(Element data from apps and pages)
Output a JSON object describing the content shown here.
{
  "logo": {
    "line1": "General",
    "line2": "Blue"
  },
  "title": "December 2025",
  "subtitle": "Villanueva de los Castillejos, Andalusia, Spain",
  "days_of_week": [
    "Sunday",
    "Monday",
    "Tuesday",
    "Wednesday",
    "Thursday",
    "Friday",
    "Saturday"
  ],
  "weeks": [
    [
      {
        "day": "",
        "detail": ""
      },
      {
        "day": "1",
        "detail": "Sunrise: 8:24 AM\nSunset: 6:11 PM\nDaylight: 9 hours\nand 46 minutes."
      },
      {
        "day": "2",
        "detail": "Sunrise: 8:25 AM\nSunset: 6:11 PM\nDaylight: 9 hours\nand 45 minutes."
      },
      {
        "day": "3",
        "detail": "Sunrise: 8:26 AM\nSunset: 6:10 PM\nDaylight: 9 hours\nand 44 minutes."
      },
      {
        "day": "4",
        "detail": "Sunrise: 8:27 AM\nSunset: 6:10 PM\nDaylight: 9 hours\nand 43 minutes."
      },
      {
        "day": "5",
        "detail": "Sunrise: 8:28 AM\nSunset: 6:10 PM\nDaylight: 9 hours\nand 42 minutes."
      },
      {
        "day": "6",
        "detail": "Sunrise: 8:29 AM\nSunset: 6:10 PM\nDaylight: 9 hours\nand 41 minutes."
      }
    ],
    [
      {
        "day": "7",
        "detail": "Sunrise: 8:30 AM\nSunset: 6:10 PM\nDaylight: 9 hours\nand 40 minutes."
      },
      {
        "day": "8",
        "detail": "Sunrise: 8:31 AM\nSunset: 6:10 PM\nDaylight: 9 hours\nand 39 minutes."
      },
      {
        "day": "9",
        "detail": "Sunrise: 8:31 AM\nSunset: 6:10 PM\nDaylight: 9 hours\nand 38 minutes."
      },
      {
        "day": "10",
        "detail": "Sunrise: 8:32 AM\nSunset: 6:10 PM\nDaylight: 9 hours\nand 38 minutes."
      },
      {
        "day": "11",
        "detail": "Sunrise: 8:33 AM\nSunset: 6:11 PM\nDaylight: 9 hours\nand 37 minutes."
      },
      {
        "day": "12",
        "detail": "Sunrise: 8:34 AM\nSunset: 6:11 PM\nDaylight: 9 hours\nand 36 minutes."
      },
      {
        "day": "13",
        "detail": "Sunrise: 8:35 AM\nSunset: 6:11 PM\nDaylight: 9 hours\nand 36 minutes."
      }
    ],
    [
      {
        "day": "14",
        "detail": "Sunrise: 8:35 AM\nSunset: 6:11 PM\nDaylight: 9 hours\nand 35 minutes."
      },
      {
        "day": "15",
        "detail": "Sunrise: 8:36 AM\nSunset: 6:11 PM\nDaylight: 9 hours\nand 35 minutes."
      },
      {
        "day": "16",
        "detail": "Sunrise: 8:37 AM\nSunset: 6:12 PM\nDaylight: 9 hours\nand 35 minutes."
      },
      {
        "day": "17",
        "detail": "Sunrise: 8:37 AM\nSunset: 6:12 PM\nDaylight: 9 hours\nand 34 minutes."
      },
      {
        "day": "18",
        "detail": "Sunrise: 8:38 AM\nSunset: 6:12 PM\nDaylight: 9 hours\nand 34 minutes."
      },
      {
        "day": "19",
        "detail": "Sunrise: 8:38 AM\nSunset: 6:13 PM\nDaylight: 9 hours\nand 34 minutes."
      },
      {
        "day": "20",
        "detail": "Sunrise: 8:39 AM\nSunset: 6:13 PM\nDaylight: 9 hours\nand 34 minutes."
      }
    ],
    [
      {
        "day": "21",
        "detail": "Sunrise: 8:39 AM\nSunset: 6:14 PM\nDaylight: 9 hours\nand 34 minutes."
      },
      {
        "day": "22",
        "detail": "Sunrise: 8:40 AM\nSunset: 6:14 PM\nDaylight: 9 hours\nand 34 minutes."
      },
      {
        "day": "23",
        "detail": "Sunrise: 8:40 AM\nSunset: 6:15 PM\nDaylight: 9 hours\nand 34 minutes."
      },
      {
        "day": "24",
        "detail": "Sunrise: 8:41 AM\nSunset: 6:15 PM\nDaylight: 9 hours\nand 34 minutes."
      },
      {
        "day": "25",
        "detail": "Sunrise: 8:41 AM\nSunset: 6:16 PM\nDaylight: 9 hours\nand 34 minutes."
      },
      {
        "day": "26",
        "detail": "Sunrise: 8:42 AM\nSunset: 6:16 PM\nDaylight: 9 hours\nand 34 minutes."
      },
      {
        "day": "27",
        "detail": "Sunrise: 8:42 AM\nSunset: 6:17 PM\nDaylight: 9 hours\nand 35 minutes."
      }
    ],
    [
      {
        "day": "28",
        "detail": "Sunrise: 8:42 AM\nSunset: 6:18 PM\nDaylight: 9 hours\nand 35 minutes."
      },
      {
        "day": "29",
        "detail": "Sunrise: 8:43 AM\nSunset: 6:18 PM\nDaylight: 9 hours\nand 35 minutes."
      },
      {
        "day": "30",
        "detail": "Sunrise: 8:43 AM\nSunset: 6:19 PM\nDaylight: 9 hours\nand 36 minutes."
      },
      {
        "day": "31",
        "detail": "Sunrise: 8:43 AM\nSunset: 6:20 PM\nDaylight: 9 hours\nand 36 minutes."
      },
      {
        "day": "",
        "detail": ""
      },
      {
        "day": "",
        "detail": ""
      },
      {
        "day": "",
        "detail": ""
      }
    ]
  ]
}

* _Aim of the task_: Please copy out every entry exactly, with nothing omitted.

* _Expected answer_:
Output a JSON object describing the content shown here.
{
  "logo": {
    "line1": "General",
    "line2": "Blue"
  },
  "title": "December 2025",
  "subtitle": "Villanueva de los Castillejos, Andalusia, Spain",
  "days_of_week": [
    "Sunday",
    "Monday",
    "Tuesday",
    "Wednesday",
    "Thursday",
    "Friday",
    "Saturday"
  ],
  "weeks": [
    [
      {
        "day": "",
        "detail": ""
      },
      {
        "day": "1",
        "detail": "Sunrise: 8:24 AM\nSunset: 6:11 PM\nDaylight: 9 hours\nand 46 minutes."
      },
      {
        "day": "2",
        "detail": "Sunrise: 8:25 AM\nSunset: 6:11 PM\nDaylight: 9 hours\nand 45 minutes."
      },
      {
        "day": "3",
        "detail": "Sunrise: 8:26 AM\nSunset: 6:10 PM\nDaylight: 9 hours\nand 44 minutes."
      },
      {
        "day": "4",
        "detail": "Sunrise: 8:27 AM\nSunset: 6:10 PM\nDaylight: 9 hours\nand 43 minutes."
      },
      {
        "day": "5",
        "detail": "Sunrise: 8:28 AM\nSunset: 6:10 PM\nDaylight: 9 hours\nand 42 minutes."
      },
      {
        "day": "6",
        "detail": "Sunrise: 8:29 AM\nSunset: 6:10 PM\nDaylight: 9 hours\nand 41 minutes."
      }
    ],
    [
      {
        "day": "7",
        "detail": "Sunrise: 8:30 AM\nSunset: 6:10 PM\nDaylight: 9 hours\nand 40 minutes."
      },
      {
        "day": "8",
        "detail": "Sunrise: 8:31 AM\nSunset: 6:10 PM\nDaylight: 9 hours\nand 39 minutes."
      },
      {
        "day": "9",
        "detail": "Sunrise: 8:31 AM\nSunset: 6:10 PM\nDaylight: 9 hours\nand 38 minutes."
      },
      {
        "day": "10",
        "detail": "Sunrise: 8:32 AM\nSunset: 6:10 PM\nDaylight: 9 hours\nand 38 minutes."
      },
      {
        "day": "11",
        "detail": "Sunrise: 8:33 AM\nSunset: 6:11 PM\nDaylight: 9 hours\nand 37 minutes."
      },
      {
        "day": "12",
        "detail": "Sunrise: 8:34 AM\nSunset: 6:11 PM\nDaylight: 9 hours\nand 36 minutes."
      },
      {
        "day": "13",
        "detail": "Sunrise: 8:35 AM\nSunset: 6:11 PM\nDaylight: 9 hours\nand 36 minutes."
      }
    ],
    [
      {
        "day": "14",
        "detail": "Sunrise: 8:35 AM\nSunset: 6:11 PM\nDaylight: 9 hours\nand 35 minutes."
      },
      {
        "day": "15",
        "detail": "Sunrise: 8:36 AM\nSunset: 6:11 PM\nDaylight: 9 hours\nand 35 minutes."
      },
      {
        "day": "16",
        "detail": "Sunrise: 8:37 AM\nSunset: 6:12 PM\nDaylight: 9 hours\nand 35 minutes."
      },
      {
        "day": "17",
        "detail": "Sunrise: 8:37 AM\nSunset: 6:12 PM\nDaylight: 9 hours\nand 34 minutes."
      },
      {
        "day": "18",
        "detail": "Sunrise: 8:38 AM\nSunset: 6:12 PM\nDaylight: 9 hours\nand 34 minutes."
      },
      {
        "day": "19",
        "detail": "Sunrise: 8:38 AM\nSunset: 6:13 PM\nDaylight: 9 hours\nand 34 minutes."
      },
      {
        "day": "20",
        "detail": "Sunrise: 8:39 AM\nSunset: 6:13 PM\nDaylight: 9 hours\nand 34 minutes."
      }
    ],
    [
      {
        "day": "21",
        "detail": "Sunrise: 8:39 AM\nSunset: 6:14 PM\nDaylight: 9 hours\nand 34 minutes."
      },
      {
        "day": "22",
        "detail": "Sunrise: 8:40 AM\nSunset: 6:14 PM\nDaylight: 9 hours\nand 34 minutes."
      },
      {
        "day": "23",
        "detail": "Sunrise: 8:40 AM\nSunset: 6:15 PM\nDaylight: 9 hours\nand 34 minutes."
      },
      {
        "day": "24",
        "detail": "Sunrise: 8:41 AM\nSunset: 6:15 PM\nDaylight: 9 hours\nand 34 minutes."
      },
      {
        "day": "25",
        "detail": "Sunrise: 8:41 AM\nSunset: 6:16 PM\nDaylight: 9 hours\nand 34 minutes."
      },
      {
        "day": "26",
        "detail": "Sunrise: 8:42 AM\nSunset: 6:16 PM\nDaylight: 9 hours\nand 34 minutes."
      },
      {
        "day": "27",
        "detail": "Sunrise: 8:42 AM\nSunset: 6:17 PM\nDaylight: 9 hours\nand 35 minutes."
      }
    ],
    [
      {
        "day": "28",
        "detail": "Sunrise: 8:42 AM\nSunset: 6:18 PM\nDaylight: 9 hours\nand 35 minutes."
      },
      {
        "day": "29",
        "detail": "Sunrise: 8:43 AM\nSunset: 6:18 PM\nDaylight: 9 hours\nand 35 minutes."
      },
      {
        "day": "30",
        "detail": "Sunrise: 8:43 AM\nSunset: 6:19 PM\nDaylight: 9 hours\nand 36 minutes."
      },
      {
        "day": "31",
        "detail": "Sunrise: 8:43 AM\nSunset: 6:20 PM\nDaylight: 9 hours\nand 36 minutes."
      },
      {
        "day": "",
        "detail": ""
      },
      {
        "day": "",
        "detail": ""
      },
      {
        "day": "",
        "detail": ""
      }
    ]
  ]
}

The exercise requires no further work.